LONDON (Reuters) – Schools in England and Wales will finally reopen to all pupils for a new term on Tuesday after being forced to close due to the COVID-19 pandemic, which led to exams being cancelled and chaos over pupils’ grades.

British Prime Minister Boris Johnson had promised to resume schools before the summer break, but had to put those plans on hold, leading to criticism of his government’s handling of education during the crisis.

The Ministry of Education said a “control system” would be put in place to ensure the safety of students and teachers, while maintaining social distancing whenever possible.

“I do not underestimate how challenging the last few months have been, but I know how important it is for children to get back to school, not just for their education but for their development and wellbeing,” said Education Secretary Gavin Williamson, who has also come under pressure.

Schools closed their doors in March, except for the children of essential workers, and reopened in June to only a small number of students.

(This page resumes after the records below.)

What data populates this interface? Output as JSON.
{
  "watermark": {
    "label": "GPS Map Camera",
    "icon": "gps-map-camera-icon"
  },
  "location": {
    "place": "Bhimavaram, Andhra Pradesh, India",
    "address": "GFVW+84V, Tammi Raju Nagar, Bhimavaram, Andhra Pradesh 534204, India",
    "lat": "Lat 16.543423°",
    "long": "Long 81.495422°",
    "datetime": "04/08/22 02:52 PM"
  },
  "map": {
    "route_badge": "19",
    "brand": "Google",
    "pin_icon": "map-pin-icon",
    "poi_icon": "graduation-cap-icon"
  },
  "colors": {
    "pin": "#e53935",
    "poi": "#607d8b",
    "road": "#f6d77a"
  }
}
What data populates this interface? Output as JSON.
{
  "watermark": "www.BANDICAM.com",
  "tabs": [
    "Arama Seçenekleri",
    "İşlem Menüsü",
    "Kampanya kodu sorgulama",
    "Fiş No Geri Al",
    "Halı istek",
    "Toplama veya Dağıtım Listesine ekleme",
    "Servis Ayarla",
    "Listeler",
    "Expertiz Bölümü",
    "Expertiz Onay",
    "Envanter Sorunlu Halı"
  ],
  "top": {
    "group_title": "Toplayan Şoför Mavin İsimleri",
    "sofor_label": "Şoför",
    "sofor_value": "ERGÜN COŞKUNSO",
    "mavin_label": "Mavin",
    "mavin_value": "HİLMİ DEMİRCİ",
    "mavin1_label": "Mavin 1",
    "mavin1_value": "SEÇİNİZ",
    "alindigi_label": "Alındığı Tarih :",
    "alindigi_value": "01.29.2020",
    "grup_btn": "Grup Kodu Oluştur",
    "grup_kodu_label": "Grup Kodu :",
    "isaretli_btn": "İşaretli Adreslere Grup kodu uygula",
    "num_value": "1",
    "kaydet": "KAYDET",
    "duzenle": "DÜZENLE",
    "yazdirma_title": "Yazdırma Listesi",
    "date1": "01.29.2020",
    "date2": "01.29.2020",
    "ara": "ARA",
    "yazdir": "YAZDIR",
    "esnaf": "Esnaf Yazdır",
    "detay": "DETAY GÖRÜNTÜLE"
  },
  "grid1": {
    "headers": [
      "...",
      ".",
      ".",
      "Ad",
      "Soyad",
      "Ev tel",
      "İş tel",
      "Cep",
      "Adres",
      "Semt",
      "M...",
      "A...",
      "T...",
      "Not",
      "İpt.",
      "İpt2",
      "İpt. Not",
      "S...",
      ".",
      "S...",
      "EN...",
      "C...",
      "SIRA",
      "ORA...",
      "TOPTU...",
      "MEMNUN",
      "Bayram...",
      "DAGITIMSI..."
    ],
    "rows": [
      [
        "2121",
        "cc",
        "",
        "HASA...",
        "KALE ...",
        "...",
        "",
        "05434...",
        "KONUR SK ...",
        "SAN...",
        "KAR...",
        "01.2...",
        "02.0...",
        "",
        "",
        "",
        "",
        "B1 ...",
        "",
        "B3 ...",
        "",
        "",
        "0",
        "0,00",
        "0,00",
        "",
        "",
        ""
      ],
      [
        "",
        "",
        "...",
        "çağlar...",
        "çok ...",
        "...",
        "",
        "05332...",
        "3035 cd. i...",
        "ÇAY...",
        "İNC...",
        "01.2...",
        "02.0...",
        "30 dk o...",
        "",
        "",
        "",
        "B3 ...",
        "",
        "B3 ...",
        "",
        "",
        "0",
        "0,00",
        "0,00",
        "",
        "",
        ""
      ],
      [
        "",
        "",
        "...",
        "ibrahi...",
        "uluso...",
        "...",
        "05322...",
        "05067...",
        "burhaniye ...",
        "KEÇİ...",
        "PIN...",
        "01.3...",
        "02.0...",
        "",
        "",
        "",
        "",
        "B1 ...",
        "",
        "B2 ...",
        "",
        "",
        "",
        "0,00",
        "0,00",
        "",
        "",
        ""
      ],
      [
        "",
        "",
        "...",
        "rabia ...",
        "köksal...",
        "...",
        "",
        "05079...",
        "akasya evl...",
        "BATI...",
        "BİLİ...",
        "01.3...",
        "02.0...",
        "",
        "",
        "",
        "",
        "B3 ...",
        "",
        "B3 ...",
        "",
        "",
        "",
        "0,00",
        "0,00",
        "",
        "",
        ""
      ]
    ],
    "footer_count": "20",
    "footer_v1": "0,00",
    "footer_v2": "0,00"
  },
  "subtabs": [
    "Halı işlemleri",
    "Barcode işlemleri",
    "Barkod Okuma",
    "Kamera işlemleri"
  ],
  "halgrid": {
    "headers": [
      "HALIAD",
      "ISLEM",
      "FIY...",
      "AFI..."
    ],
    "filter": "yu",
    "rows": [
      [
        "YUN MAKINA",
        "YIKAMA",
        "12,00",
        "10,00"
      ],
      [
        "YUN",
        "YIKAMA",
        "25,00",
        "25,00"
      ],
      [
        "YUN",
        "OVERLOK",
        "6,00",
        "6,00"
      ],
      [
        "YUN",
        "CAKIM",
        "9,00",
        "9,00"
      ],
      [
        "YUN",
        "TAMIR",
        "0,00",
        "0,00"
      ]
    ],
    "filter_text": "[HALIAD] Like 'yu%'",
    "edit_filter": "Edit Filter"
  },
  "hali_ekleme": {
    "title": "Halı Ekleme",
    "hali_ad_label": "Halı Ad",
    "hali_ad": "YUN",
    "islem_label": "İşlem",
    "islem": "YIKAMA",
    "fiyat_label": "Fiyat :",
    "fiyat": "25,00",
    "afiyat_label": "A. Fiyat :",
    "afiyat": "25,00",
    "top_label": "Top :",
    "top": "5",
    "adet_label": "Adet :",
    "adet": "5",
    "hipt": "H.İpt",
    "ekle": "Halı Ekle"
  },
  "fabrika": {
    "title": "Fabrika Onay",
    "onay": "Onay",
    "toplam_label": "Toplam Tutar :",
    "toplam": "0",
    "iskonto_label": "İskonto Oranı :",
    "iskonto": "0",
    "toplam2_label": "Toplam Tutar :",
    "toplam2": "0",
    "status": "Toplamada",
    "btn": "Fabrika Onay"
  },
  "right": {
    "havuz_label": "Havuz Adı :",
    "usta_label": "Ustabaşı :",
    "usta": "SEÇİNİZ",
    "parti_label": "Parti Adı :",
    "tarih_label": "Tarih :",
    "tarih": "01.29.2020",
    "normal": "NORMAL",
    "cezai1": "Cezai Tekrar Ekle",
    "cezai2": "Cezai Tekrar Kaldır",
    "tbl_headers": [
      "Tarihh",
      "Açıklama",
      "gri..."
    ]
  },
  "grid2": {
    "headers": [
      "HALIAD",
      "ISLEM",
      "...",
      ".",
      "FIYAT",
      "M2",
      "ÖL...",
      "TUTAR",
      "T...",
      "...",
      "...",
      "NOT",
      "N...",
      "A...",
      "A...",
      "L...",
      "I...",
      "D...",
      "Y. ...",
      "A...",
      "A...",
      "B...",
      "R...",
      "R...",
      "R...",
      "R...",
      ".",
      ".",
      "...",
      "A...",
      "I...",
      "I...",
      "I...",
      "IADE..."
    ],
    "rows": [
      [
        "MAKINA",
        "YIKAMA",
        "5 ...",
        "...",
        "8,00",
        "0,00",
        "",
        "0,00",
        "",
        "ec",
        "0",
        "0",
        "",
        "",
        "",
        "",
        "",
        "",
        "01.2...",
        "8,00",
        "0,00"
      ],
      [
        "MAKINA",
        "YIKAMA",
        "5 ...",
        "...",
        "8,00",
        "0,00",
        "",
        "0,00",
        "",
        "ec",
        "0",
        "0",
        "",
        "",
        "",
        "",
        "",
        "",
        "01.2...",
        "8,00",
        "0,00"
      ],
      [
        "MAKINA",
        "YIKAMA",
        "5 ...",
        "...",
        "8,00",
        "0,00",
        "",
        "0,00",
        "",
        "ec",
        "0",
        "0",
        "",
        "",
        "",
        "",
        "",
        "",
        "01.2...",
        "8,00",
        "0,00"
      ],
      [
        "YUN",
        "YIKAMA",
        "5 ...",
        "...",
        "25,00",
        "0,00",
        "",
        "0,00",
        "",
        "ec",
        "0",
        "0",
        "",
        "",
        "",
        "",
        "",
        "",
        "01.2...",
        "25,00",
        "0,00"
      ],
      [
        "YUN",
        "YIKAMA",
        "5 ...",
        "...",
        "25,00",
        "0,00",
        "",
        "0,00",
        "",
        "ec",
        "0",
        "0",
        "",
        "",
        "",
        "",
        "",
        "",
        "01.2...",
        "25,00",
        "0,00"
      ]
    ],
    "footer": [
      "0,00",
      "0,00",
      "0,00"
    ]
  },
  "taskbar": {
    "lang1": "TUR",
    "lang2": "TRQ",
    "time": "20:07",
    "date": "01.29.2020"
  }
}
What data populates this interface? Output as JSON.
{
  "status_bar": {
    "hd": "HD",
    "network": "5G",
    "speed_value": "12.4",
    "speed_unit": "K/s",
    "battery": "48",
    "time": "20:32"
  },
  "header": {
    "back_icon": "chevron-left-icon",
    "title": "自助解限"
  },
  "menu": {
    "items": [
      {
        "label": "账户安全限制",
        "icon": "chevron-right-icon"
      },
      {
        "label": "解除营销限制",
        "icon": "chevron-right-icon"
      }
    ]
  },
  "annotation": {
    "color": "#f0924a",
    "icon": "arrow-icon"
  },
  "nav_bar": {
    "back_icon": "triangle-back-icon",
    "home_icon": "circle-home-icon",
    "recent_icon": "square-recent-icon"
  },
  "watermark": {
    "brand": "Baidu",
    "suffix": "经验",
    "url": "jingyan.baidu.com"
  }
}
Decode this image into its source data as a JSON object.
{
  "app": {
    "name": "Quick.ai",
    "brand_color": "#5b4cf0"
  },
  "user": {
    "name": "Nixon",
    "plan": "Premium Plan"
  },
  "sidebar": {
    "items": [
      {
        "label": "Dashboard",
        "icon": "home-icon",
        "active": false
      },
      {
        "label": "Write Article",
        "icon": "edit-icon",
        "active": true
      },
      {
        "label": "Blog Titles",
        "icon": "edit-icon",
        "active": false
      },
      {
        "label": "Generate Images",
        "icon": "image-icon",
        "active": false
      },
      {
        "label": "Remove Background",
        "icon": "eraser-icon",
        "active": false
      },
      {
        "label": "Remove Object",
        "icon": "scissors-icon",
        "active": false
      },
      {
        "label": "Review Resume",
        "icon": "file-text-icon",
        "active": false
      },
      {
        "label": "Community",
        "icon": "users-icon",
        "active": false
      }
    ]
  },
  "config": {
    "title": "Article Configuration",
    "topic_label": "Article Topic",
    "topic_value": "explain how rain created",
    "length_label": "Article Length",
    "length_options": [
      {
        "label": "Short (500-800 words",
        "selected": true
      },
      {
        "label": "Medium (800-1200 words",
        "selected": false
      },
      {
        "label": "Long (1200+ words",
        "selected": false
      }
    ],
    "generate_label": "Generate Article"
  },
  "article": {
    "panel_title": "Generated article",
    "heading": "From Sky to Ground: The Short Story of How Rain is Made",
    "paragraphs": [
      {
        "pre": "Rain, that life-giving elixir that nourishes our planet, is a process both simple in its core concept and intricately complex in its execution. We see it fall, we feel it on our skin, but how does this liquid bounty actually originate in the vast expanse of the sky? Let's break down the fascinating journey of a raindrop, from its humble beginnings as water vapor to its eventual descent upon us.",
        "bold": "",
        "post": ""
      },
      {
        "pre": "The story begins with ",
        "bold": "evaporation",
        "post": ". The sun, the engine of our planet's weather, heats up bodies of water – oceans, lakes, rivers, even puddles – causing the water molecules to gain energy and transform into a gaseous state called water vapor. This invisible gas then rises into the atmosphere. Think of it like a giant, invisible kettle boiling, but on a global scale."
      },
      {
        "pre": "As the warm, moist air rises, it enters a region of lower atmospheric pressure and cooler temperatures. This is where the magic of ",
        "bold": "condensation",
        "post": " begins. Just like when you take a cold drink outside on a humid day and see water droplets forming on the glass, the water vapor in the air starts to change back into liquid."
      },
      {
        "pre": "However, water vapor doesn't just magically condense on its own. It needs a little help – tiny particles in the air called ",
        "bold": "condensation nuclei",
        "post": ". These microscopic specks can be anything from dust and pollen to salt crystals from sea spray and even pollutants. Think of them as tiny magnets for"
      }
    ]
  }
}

An August study by the Institute for Fiscal Studies suggests that school closures have widened educational inequality between poor and rich students.

Concerns about an education divide deepened in August when the government bowed to pressure from angry students, teachers and politicians and abandoned an algorithm that had downgraded the A-level results of nearly 40 percent of school leavers, hitting students from deprived neighborhoods even harder.

“Labour wants and expects children to go back to school. Every day that schools were closed was a day that opportunities, learning and support were lost. This situation has been made worse by the exams debacle and the government’s chaotic approach to education,” said opposition Labour Party leader Keir Starmer.

“We must not repeat these mistakes again and again. The future of young people must not be compromised by the incompetence of the Conservatives.”

(Reporting by Alistair Smout and Elizabeth Piper; Editing by Catherine Evans)